The answers? Yes, and VERY.
Much has been made of Corey Flagg’s numbers while he was a prospect at powerhouse North Shore in Houston, Texas. While numbers at a powerhouse look different when compared apples to apples, we cannot discount what Tirek Austin Cave did his final two years playing at Camden High School in New Jersey. Austin-Cave helped lead the Panthers to the State Championship game during his junior season with a stat line of 162 tackles, 18 TFLs, 1 sack, 3 PBUs, and 1 FF. In a 12 game HSFB season and All-State honors. His senior year was another dominant campaign his senior with 148 tackles, 11 sacks, two interceptions and two forced fumbles. He would repeat on the All-State Defensive First Team for New Jersey.
Even in his final game, Tirek Austin-Cave had a team-high 12 tackles, including four tackles for loss, a sack a pass defense and Player of The Game honors despite losing in the playoffs to rival Cedar Creek.
Three Hundred and Ten Tackles in two years.
To put that into perspective, the entire Hurricanes linebacker unit total 182 tackles, only 27 more than Cave’s average yearly total.
(If you are counting that is 9/12 on the checklist)
Size and length?
On the Miami Hurricanes Roster page, Tirek is 6’1 225, right in range.
Most importantly are Tirek Austin-Cave || 2019 Senior Football Highlights || - YouTube simply what's on the surface for Austin-Cave is his prototypical size. Even more simply, he played almost EXCLUSIVELY at the inside linebacker position. While that may speak in contrast to checklist items pertaining to position flexibility, what we see on film tells us that Austin-Cave is very flexible in what he can do from the inside linebacker location. He drops back into coverage often, comes off as an edge rusher through stunts and alignment, and has his sideline-to-sideline speed on display throughout the film.
Also, for the keen-eyed reader, position exclusivity may seem like a trivial detail until you realize that of the 10 linebackers to record a tackle last season, only four players played linebacker exclusively in high school (Corey Flagg, Waynmon Steed, Ryan Ragone and Austin-Cave). As we transition back to true linebackers on defense, Austin-Cave resume stands above the rest.
From that barrage of good will, detail and for some, a little fluff, why didn’t Austin-Cave blow through the competition and why should we assume, he can now? A major item for Tirek, although on film and in highlights he has the burst and point of attack feature of running through tackles, it was always his size that limited his rating out of high school. For those that saw the frame and were ok sacrificing a year from a recruiter stand point, it’s simple to understand the value of stashing Austin-Cave, adding the weight, (from 203 to the current 225) and letting him adjust naturally to off and on-field expectations in college and at the U.

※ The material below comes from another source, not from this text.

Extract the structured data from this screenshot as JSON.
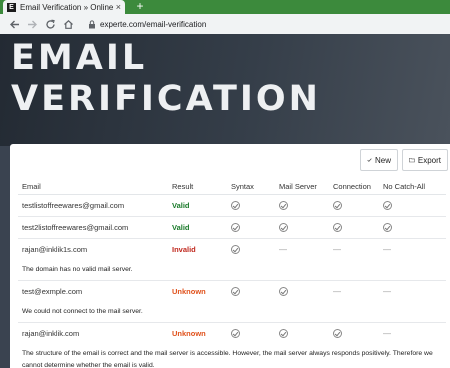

You may be asking, well is he ready? Why haven’t we heard more about Austin-Cave and when will we? If what we heard from Diaz and Coach Jonathan Patke from spring to early camp compared to what has been said about Austin-Cave’s scrimmage performance, that time may be soon if not now.
Coach Patke on Austin-Cave, “One thing about Tirek is that he’s going to play full speed every down, every play. That’s kind of why we fell in love with him during the recruiting process,” Patke said. “He’s a high-motor, get-to-the-ball type of guy. That’s what you saw in the first scrimmage. He’s a guy that’s going to find the football. He’s not going to be perfect. He’s young. He’s learning. But once he goes, he’s going to go full speed and he’s going to show up in a bad mood and tackle well. That’s what we knew we were getting in him.”
Coach Diaz has been quoted earlier in the spring as saying Austin-Cave is close, needing to trust what his responsibilities are within the defense and play up to that speed he is capable to play at. That is the point that many a talented linebacker at the U has stumbled at.
Playbook, playbook, playbook.
If Tirek is comfortable with what he’s learned, then this missile will be launched in the very near future.